In 2018, after a series of disappointments he nearly quit, but decided to carry on and has since achieved new levels of success. “That taught me that…you are going to fail [and] if you fail, you are going to learn. I have lost more races than I have won, but I think I have learned more from my failures than from the races I have won. So, keep patient and keep persevering and you can still achieve what you want to achieve.”
During the Q&A session, Antonio discussed the issue of ‘nature vs nurture’. Evidence suggested that through long hours of practice and expert training alone, anyone could reach élite levels in certain fields of endeavour. He pointed to the example of László Polgár, Hungarian chess teacher and educational psychologist, who trained his three daughters to play chess almost from the cradle. They went on to tremendous success, with one, Judit, widely considered to be the best female chess player ever.
Yet Antonio said it was not true that anyone could reach the very top in athletics, since in sport, genetics were also important: “You do need to pick your parents carefully if you want to be a top sprinter!”

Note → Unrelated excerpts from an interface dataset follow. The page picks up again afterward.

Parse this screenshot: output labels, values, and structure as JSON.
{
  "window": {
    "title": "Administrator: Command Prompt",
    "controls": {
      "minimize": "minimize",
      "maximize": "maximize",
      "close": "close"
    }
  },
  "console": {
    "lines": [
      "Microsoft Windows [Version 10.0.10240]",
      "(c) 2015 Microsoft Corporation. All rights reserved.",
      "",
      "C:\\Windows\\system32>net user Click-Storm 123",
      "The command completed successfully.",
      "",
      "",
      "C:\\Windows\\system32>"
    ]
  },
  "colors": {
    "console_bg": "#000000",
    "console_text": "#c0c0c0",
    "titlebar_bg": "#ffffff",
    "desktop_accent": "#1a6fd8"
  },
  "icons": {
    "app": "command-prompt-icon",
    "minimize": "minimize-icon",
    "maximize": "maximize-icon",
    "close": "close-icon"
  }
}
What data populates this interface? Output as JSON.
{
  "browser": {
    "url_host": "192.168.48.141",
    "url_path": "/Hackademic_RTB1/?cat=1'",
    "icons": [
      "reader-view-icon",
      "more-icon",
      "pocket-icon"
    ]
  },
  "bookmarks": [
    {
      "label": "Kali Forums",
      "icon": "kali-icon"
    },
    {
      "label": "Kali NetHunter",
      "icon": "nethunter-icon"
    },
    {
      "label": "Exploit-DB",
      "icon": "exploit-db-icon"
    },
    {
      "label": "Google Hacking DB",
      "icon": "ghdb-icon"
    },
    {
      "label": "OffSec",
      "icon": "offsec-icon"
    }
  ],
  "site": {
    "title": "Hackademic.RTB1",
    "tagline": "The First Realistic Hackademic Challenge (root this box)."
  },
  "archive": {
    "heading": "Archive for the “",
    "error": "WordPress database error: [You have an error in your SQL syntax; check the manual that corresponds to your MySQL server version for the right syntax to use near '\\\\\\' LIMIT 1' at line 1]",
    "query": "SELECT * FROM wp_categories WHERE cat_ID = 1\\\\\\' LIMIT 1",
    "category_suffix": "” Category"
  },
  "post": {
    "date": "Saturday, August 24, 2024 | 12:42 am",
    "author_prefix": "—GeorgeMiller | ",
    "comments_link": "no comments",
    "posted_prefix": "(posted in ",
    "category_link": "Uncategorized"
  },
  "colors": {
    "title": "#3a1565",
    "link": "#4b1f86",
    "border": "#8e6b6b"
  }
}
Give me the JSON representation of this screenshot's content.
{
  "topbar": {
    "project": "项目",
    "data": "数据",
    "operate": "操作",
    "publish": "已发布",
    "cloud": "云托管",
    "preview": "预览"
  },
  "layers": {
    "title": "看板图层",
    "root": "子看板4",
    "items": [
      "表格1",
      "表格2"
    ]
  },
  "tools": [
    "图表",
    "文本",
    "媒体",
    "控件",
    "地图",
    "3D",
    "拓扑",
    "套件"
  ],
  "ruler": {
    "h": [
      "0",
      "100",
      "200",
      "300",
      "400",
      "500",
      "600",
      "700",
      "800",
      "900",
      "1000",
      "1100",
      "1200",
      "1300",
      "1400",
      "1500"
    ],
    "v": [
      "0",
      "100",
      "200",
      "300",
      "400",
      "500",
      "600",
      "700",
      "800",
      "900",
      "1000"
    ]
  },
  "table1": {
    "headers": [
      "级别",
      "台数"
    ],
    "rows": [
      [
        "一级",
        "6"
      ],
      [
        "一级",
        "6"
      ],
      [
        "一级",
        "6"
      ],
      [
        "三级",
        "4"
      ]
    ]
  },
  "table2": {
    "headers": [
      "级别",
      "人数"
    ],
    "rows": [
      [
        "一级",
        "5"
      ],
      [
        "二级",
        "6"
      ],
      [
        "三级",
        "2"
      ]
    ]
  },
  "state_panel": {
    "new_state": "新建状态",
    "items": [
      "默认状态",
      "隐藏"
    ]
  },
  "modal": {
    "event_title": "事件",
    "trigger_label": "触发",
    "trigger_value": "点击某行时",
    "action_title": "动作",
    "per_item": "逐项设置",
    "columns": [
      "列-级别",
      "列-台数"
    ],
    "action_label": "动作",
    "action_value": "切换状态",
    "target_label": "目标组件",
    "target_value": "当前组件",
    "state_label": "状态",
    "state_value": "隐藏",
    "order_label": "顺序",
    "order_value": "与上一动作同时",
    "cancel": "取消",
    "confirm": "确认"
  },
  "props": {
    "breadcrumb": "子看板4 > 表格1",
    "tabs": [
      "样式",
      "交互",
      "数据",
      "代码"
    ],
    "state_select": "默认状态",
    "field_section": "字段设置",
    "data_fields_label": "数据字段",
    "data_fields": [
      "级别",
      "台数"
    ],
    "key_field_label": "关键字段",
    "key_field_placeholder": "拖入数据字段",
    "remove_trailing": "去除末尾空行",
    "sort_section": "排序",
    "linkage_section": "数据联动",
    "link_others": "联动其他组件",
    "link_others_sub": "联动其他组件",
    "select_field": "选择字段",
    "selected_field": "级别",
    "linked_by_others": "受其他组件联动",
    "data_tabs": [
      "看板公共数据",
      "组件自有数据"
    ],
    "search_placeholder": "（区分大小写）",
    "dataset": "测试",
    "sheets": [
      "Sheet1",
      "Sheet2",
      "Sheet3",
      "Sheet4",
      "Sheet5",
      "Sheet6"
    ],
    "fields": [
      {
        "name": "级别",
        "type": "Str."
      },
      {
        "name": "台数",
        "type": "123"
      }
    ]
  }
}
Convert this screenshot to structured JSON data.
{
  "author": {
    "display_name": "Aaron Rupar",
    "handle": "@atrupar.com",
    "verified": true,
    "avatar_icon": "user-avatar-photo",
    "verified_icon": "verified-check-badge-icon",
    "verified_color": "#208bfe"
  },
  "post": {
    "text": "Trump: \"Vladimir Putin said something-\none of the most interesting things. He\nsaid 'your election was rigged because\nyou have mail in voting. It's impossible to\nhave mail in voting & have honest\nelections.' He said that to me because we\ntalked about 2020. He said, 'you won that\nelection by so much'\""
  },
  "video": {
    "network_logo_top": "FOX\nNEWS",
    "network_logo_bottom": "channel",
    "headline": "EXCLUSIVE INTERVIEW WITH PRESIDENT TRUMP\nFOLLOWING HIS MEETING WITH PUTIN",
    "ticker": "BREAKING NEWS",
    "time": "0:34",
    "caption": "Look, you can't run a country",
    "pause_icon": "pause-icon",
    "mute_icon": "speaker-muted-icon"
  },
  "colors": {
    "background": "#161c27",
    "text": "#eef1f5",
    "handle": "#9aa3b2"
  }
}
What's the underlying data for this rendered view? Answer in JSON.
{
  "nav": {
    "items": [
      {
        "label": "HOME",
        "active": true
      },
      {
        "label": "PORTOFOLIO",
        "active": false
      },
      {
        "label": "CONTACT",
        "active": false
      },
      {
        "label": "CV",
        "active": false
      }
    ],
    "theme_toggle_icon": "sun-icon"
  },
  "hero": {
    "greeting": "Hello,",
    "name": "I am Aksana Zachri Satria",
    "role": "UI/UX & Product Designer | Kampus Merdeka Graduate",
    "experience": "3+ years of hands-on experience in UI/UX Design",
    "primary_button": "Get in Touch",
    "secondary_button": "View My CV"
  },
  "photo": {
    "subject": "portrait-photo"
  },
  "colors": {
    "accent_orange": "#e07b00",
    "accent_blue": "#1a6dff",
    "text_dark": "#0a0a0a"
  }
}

Nevertheless, for aspiring athletes to achieve success, mindset is very important, he said. “Really believe you can do something,” he advised the boys. “Mindset is hugely important in my sport. I had a lot of naysayers…self-belief is really important.”
Asked about how he is paid, he spoke of his financial dependence on sponsorship and said that he must wear sports clothing made by his sponsor, rather than by other manufacturers.
He had some specific advice when asked about his approach to a race by one of the School’s sprinters, saying that he maps out in his mind how the race will go. He advised sprinters to try to ‘explode’ out of the blocks and then to take long strides in the early stages of the race, rather than going at a fast cadence, in order to conserve energy.
He urged a “multisports” approach for the boys. “I think that everyone should try a bunch of sports, and that’s the best way to find one you are good at.” Antonio himself had played a number of sports during his school years, reaching academy level with Watford FC. He dropped this involvement in order to focus on athletics, but still enjoys playing various sports informally, stating that the general fitness they develop in some ways makes his specialised athletics training easier.